# Task brief:
Give the count of lines in the records below that contain "text", and say nothing more.

# Website and app data records:
________________

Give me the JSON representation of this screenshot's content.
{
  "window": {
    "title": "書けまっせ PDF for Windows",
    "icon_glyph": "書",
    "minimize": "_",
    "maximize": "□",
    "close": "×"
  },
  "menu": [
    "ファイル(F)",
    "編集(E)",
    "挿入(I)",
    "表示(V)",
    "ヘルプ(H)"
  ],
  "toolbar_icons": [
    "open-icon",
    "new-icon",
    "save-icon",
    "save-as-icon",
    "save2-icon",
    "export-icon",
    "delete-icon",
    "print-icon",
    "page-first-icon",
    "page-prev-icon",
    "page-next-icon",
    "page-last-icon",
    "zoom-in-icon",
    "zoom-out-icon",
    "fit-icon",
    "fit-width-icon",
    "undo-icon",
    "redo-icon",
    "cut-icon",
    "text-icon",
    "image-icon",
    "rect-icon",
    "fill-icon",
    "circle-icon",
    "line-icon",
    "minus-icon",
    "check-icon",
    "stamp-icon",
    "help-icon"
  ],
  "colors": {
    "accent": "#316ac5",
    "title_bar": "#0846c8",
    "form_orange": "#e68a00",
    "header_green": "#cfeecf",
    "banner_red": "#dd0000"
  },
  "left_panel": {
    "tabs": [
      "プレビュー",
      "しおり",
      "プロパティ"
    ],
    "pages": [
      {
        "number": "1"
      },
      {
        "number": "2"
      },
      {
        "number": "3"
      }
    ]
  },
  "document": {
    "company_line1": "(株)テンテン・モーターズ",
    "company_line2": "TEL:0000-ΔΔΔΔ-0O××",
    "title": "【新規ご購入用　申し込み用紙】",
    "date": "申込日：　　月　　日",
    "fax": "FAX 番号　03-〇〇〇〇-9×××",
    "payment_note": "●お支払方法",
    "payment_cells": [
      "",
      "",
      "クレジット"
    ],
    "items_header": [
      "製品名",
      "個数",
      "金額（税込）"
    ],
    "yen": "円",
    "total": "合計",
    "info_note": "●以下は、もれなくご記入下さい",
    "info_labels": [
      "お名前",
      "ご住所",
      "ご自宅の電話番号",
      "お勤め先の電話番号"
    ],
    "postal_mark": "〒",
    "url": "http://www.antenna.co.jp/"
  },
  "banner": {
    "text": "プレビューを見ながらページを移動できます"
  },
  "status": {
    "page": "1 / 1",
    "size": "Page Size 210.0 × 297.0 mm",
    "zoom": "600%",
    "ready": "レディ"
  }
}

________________

# Answer to the problem:
2